See The New York Times editorial here:
President Obama’s Dragnet
First of all, the Patriot Act introduced by Sensenbrenner and passed into law in 2001 had been introduced before (almost word-for-word) during the Clinton administration. It was soundly defeated by Republican majorities in both the US House and Senate. Then after 9-11, these same Republicans passed the Patriot Act into law. And you read that the principal sponsor of the Act in the House, Jim Sensenbrenner, said he had “always worried about potential abuses.” Then why the heck did he and the rest of the Republicans in the House and Senate pass the darn thing? You know why. Back in 2001, a Republican was in the White House. As we have seen time and time again, party partisanship usually trumps loyalty to the Constitution on Capitol Hill.

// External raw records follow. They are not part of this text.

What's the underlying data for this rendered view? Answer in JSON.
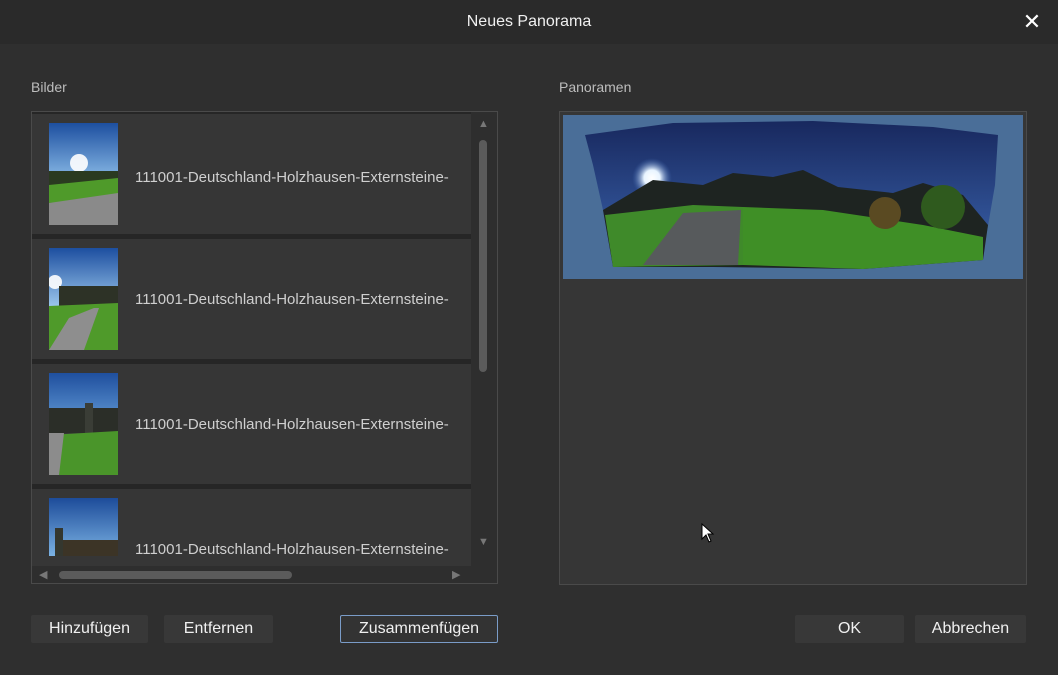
{
  "window": {
    "title": "Neues Panorama"
  },
  "images_section": {
    "label": "Bilder",
    "items": [
      {
        "label": "111001-Deutschland-Holzhausen-Externsteine-"
      },
      {
        "label": "111001-Deutschland-Holzhausen-Externsteine-"
      },
      {
        "label": "111001-Deutschland-Holzhausen-Externsteine-"
      },
      {
        "label": "111001-Deutschland-Holzhausen-Externsteine-"
      }
    ]
  },
  "panoramas_section": {
    "label": "Panoramen"
  },
  "buttons": {
    "add": "Hinzufügen",
    "remove": "Entfernen",
    "stitch": "Zusammenfügen",
    "ok": "OK",
    "cancel": "Abbrechen"
  },
  "colors": {
    "background": "#2f2f2f",
    "accent_border": "#7a9cc8",
    "selection": "#4a6e98"
  },
  "icons": {
    "close": "close-icon"
  }
}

Think about it: when Democrat Bill Clinton was President, Democrats on Capitol Hill strongly supported what became known as the Patriot Act; and Republicans opposed it. But when Republican G.W. Bush was President, Republicans supported (and passed) the Patriot Act; and Democrats opposed it. Remember: it was the same bill! What made the difference? The party occupying the White House. Yet, even the chief sponsor of the Patriot Act, Jim Sensenbrenner, said he “always worried about potential abuses.” Well, now we know his worries were justified.
Wouldn’t it be nice if just once members of Congress (from both parties) would choose to err on the side of liberty and constitutional government instead of tyranny and Big-Government?
Secondly, the abuses of power by the White House under the guise of the Patriot Act have been going on ever since the darn thing was passed. Barack Obama is no guiltier of trampling the Bill of Rights than G.W. Bush. It was Bush who pushed through, not only the Patriot Act, but the Military Commissions Act and the NDAA, all of which give the executive branch of the federal government unconstitutional authority to abuse the rights and liberties of the American people.
I even recall when G.W. Bush appeared before the United Nations shortly after ordering the invasion of Iraq and told that body the reason Iraq was invaded was for the “peace and credibility of the United Nations.”
See Bush’s speech to the UN here:
George W. Bush Addresses The UN
I didn’t know the United Nations had any credibility worth saving. Furthermore, I thought the US armed forces were supposed to fight to preserve the safety and liberty of the United States. You mean to tell me that American forces were sent into Iraq for the benefit of the “peace and credibility of the United Nations”? Egad. I wonder if Bush and Obama are using federal police powers against the American citizenry for the same reason that US troops were used against Iraq: for the “peace and credibility of the United Nations.” I think it is safe to say that anyone who would abuse US troops to fulfill the machinations of the United Nations would have no hesitation to abuse US citizens for the same reason. In other words, everything that G.W. Bush started, Barack Obama is continuing–both in regard to the wars waged in the Middle East and in the abuse of liberties in the United States.
The rubric for all of this abuse is the “War on Terror,” with the Patriot Act serving as the cornerstone piece of legislation authorizing it and the Department of Homeland Security serving as the cornerstone agency enforcing it. The net result is perpetual war abroad and a burgeoning police state at home.
The New York Times is right: the Obama White House has no credibility on this issue. Neither did the Bush White House. Then, again, it might not matter whether the White House has any credibility, as long as the United Nations has credibility. I jest, of course.
The Times is also right when it says the Patriot Act needs to be “sharply curtailed if not repealed.” I vote for the latter.
And why is it left to the New York Times to call for the repeal of the Patriot Act? Where are the so-called conservative Republicans? Where are the cable news networks? Where is the rest of the media? And where are America’s pastors and churches?
The New York Times and Chuck Baldwin preaching the same sermon: who would have ever believed it?
(c) Chuck Baldwin